» **Aim of the task**: Leaving the pictures aside, restate all of the data exactly.

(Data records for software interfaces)
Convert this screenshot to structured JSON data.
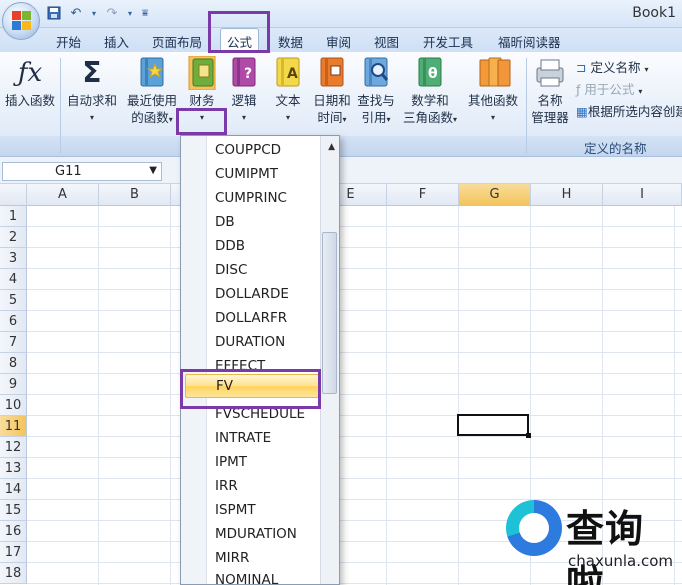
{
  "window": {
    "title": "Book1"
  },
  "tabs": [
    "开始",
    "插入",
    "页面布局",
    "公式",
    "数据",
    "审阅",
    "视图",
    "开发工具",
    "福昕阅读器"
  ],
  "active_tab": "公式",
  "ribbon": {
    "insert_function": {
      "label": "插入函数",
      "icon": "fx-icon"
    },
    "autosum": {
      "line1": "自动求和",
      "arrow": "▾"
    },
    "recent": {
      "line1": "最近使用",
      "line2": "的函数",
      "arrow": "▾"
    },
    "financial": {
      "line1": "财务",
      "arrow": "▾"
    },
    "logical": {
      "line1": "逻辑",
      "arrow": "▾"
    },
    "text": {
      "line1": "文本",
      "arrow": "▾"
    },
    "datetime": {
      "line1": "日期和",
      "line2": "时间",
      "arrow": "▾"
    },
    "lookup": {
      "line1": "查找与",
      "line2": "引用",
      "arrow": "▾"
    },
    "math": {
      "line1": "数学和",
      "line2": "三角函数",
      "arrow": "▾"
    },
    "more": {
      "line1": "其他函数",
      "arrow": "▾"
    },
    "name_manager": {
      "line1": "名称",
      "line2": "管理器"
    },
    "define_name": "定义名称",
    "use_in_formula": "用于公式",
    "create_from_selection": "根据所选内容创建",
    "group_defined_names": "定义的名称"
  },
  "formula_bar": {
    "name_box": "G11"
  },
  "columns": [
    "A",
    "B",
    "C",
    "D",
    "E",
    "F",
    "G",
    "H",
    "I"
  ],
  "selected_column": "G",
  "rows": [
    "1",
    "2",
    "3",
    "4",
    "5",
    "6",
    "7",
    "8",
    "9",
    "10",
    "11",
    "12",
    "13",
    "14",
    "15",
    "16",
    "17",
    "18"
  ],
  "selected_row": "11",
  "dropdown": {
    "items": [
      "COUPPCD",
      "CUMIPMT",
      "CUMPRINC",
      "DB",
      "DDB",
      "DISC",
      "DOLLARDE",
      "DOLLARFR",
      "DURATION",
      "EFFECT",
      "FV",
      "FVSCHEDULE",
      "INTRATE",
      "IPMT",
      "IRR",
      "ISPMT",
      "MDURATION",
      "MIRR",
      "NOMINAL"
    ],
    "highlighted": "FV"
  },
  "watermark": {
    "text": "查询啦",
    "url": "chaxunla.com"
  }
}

» **Written response**:
Convert this screenshot to structured JSON data.
{
  "window": {
    "title": "Book1"
  },
  "tabs": [
    "开始",
    "插入",
    "页面布局",
    "公式",
    "数据",
    "审阅",
    "视图",
    "开发工具",
    "福昕阅读器"
  ],
  "active_tab": "公式",
  "ribbon": {
    "insert_function": {
      "label": "插入函数",
      "icon": "fx-icon"
    },
    "autosum": {
      "line1": "自动求和",
      "arrow": "▾"
    },
    "recent": {
      "line1": "最近使用",
      "line2": "的函数",
      "arrow": "▾"
    },
    "financial": {
      "line1": "财务",
      "arrow": "▾"
    },
    "logical": {
      "line1": "逻辑",
      "arrow": "▾"
    },
    "text": {
      "line1": "文本",
      "arrow": "▾"
    },
    "datetime": {
      "line1": "日期和",
      "line2": "时间",
      "arrow": "▾"
    },
    "lookup": {
      "line1": "查找与",
      "line2": "引用",
      "arrow": "▾"
    },
    "math": {
      "line1": "数学和",
      "line2": "三角函数",
      "arrow": "▾"
    },
    "more": {
      "line1": "其他函数",
      "arrow": "▾"
    },
    "name_manager": {
      "line1": "名称",
      "line2": "管理器"
    },
    "define_name": "定义名称",
    "use_in_formula": "用于公式",
    "create_from_selection": "根据所选内容创建",
    "group_defined_names": "定义的名称"
  },
  "formula_bar": {
    "name_box": "G11"
  },
  "columns": [
    "A",
    "B",
    "C",
    "D",
    "E",
    "F",
    "G",
    "H",
    "I"
  ],
  "selected_column": "G",
  "rows": [
    "1",
    "2",
    "3",
    "4",
    "5",
    "6",
    "7",
    "8",
    "9",
    "10",
    "11",
    "12",
    "13",
    "14",
    "15",
    "16",
    "17",
    "18"
  ],
  "selected_row": "11",
  "dropdown": {
    "items": [
      "COUPPCD",
      "CUMIPMT",
      "CUMPRINC",
      "DB",
      "DDB",
      "DISC",
      "DOLLARDE",
      "DOLLARFR",
      "DURATION",
      "EFFECT",
      "FV",
      "FVSCHEDULE",
      "INTRATE",
      "IPMT",
      "IRR",
      "ISPMT",
      "MDURATION",
      "MIRR",
      "NOMINAL"
    ],
    "highlighted": "FV"
  },
  "watermark": {
    "text": "查询啦",
    "url": "chaxunla.com"
  }
}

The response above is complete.